Why I might go back to junior high…

by jenfanic

I came to observe Kimby’s class in the EPGS program. She is doing an activity on writing abstracts, which I’m sure is very appropriate for the students’ studies, and is a part of their textbook on academic writing. In the middle of her lesson I feel a growing pressure and discontent. Nothing to do with Kimby’s lesson, but my own much-appreciated respite from academia is closing in on me with full force. Like a brick on my chest the thought of writing an abstract crushes my enthusiasm for being in a classroom. At least I come out of this experience knowing something: I don’t want to teach EAP.

I knew that I liked high school because I thought the kids were funny, and I had some idea that I could save them from the uncertainty and terror of college preparation. Help them find a voice. Assure them that it’s alright, and they are making their own decisions, something I didn’t feel as an adolescent, but rather that I was on a moving sidewalk of perpetual misery.

The previous day I had been in a classroom with paper airplanes sailing over my head. All in all teaching 10-14 year olds I was locked out of my classroom by students three times, I failed to prevent two paper airplanes from taking off over the balcony, numerous stickers adhered to the bottom of my shoes followed me all the way to Seattle, a cacophony of languages vehemently protested the smell of a Chinese students’ shrimp lunch, one translinguistic romance formed and faded, and no serious fights broke out. I would take the giddy transgressions of thirteen year old girls and the grouchy neediness of their male counterparts any day over the thought of an abstract.

On the first day of class I was introduced to my students, a motley crew of half grown children and budding young adults. They probably varied as much as two feet in height, and while some seemed to linger in childhood fantasies others pressed against the glass of maturity, one minute claiming Spiderman is real, the next proclaiming the only good thing about swimming is the girls in bikinis.

One particular student really stood out to me. He wore his hat to the side, wrote SKATEBOARDING across the entire sports and activities worksheet I had prepared, and had earned the reputation of a punk among the other teachers. But I had a soft spot for him. Maybe it was during a speaking activity, when I offered to be his partner and he veered from the topic and told me about his school in France, and the books they read, and that his father lived in Corsica but his mom in Nantes, in the west of France. When he shouted out during class that he was bored I listened, when he said the other teacher was boring I was flattered. He complained about greasy American food and the childish amusement parks. He explained his favorite French foods with the detail of a true gourmet, a child after my own heart. In class he was often distant, but reachable. I felt like he wanted someone to listen.

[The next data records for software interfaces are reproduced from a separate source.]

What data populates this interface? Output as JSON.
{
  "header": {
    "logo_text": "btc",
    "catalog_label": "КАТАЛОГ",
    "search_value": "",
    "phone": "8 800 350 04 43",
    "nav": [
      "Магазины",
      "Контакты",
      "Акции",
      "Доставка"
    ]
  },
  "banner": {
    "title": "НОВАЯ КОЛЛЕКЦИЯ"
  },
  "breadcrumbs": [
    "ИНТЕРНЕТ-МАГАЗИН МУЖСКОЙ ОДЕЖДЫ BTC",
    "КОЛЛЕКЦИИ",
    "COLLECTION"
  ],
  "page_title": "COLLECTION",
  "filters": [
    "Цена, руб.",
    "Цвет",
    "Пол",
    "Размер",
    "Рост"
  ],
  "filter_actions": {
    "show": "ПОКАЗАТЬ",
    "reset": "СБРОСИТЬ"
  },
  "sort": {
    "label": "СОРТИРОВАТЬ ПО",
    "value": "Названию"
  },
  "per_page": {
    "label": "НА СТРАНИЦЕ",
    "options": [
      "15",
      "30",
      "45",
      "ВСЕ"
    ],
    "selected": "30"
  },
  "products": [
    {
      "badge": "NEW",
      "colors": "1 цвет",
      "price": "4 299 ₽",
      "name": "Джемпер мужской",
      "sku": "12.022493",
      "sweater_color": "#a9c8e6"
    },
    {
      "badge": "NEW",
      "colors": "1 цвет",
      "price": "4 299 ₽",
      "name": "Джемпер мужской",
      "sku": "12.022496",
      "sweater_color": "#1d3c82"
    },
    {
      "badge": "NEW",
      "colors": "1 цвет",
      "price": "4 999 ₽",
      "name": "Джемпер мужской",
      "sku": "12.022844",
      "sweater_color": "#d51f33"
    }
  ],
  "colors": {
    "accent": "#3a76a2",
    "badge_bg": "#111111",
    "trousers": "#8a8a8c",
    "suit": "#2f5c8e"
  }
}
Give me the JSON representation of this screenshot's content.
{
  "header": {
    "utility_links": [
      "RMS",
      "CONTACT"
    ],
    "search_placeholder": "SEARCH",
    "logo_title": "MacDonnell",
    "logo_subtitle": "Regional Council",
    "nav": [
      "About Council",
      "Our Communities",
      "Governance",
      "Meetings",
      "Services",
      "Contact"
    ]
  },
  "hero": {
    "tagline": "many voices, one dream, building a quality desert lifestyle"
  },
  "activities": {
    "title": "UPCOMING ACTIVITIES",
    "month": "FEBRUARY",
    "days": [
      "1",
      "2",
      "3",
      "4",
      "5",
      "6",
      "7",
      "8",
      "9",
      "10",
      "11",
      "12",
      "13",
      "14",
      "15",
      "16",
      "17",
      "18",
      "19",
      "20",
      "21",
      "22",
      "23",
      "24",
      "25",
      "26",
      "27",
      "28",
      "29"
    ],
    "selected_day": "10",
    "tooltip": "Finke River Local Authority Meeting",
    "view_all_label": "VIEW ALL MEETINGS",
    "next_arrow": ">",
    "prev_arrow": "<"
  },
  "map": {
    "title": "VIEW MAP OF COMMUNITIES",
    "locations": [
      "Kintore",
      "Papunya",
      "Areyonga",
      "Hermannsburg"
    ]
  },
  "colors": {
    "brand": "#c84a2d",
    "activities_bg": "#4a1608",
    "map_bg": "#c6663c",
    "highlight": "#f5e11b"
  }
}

On the last day of classes he was in a foul mood. He hadn’t participated in the projects they had done in the other teacher’s class, and they were presenting. He didn’t even stand up with his group; he sulked in the corner. At first I thought, why is he being such a jerk? But I soon came to think that maybe he was really pouting, like a little kid who has failed to play along and now resents his isolation.

I wonder how often junior high teachers write off difficult boys as bullies, delinquents, when really they are scared little boys, too proud to show fear or sadness. I asked him if he was alright, and he said yes and avoided looking at me. For a second I though he might have been fighting back tears.

As a thirteen year-old girl I never imagined I would have any pity or sympathy for thirteen year-old boys. As an adult, however, I recognize them both as children and the young men they will become, complete with the wounds of adolescence. Their struggles seem more important than more intellectual pursuits, and their interests more real. Surprisingly, I think I like having them around.